Today of course she has stayed away. Her mother said she didn’t go to school. Neither did I, although I’m in school uniform right now. But I’m in a café writing to you.
If you are almost convinced that I am mad, meet me before you make up your mind. Let me show you what I can do.
How will you reply, Sir? Right now I am dangerous to myself and to others, and I need your help. I don’t recognise the person who planned yesterday’s stunt so methodically and calmly (the entire time, I thought of it as an ‘experiment’ or a ‘test’), and the one thing she failed to see was another girl just like her.
PS: I hope you understand the main reason why it would be so harmful to publish this letter. Can you imagine the flood of people who would try to contact me in the hope of fulfilling their wishes?
My first instinct was naturally to email. I followed my usual practice of suggesting the names of some psychiatrists, trusted people I regularly recommend to correspondents in cases of depression or any possible form of mental ill-health (via private messages, of course; and it’s not what you’re thinking — I get no commission from anyone).
Then I thought just consigning Shivani to the ranks of the unwell would be counter-productive, especially because she had predicted that very reaction. So I added:
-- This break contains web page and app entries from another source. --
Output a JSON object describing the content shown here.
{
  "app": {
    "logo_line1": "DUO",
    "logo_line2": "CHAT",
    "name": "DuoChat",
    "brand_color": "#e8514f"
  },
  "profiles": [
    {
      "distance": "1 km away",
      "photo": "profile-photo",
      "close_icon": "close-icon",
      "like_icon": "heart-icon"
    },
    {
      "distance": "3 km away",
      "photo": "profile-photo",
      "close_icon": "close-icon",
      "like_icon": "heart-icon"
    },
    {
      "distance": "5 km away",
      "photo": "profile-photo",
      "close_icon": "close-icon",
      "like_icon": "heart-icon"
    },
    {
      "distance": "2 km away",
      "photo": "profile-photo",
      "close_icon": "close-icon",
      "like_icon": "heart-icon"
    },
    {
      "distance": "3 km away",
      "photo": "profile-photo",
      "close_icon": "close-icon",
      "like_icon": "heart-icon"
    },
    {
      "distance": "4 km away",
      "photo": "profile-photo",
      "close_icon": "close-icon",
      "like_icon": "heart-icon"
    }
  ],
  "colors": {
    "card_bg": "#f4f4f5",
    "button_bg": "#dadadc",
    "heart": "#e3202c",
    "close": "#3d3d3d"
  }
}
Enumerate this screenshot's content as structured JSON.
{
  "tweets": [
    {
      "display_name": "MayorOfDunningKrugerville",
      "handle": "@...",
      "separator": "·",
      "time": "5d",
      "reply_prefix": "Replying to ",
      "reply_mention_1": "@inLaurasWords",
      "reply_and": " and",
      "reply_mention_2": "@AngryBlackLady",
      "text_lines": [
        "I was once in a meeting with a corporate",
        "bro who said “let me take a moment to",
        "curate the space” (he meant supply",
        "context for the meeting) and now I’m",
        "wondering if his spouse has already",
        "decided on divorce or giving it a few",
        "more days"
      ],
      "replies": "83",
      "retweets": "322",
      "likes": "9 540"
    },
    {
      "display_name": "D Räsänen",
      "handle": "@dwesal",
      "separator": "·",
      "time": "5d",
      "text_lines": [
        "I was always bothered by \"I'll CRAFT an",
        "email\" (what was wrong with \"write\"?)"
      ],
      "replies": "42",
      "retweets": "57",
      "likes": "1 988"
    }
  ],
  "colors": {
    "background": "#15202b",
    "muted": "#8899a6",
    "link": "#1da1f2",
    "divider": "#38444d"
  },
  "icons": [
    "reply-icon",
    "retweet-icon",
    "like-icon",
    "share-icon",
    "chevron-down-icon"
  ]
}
‘Look, these are psychiatrists, but here’s a thought. If you can perform any of your feats in their presence, anything at all that would normally be considered impossible, they will be forced to take you seriously, right? In any case, this is my thinking. It’s not because I suspect you’re deluded that I would recommend seeing a doctor. It’s because even if you have the gift you believe you do, your own letter admits that it is taking a severe toll on your mental wellbeing. The idea that you might scare another girl almost to death only occurred to you afterwards: you yourself confess this. A doctor would be able to help with this aspect — how to manage the burden of such an incredible, unique ability.
‘And one more thing, Shivani. Your letter leaves me with the impression that, as of now, even your parents don’t know your enormous secret. Am I right in thinking this? For example, you don’t say whether they guessed that you were behind what happened to the other girl that afternoon. If this is the case, then an even more urgent request from me would be to please tell them! Once again, show them some incredible trick (nothing physically dangerous, though: promise me). The moment your parents realise what you’re going through, it will immediately halve your burden.
‘Stay in touch, okay? Right now my worry is not that you are mistaken. My worry is that you are alone. It must be terrifying to be alone with such powers. You are an amazingly brave person.’
Shivani replied within five minutes.
So quick and forceful were her words that my first reaction was: Young lady, please take over my column.
So all your concern is only from a distance. As long as you can reply by email, you care.
If you knew my parents, if you spent just half an hour in our house, you would take back the suggestion of sharing my secret with them.
And without parents behind me, show me the psychiatrist who would take me seriously.
You know what I thought while reading your reply? Why doesn’t he take the chance? Then I’ll do exactly as he suggests. I’ll perform a (non-dangerous) feat in his presence. Once he believes his own eyes, I will tell him about my parents.
How will it be, Mr Chandra? Are you an amazingly brave person?
Featured image credit: Penguin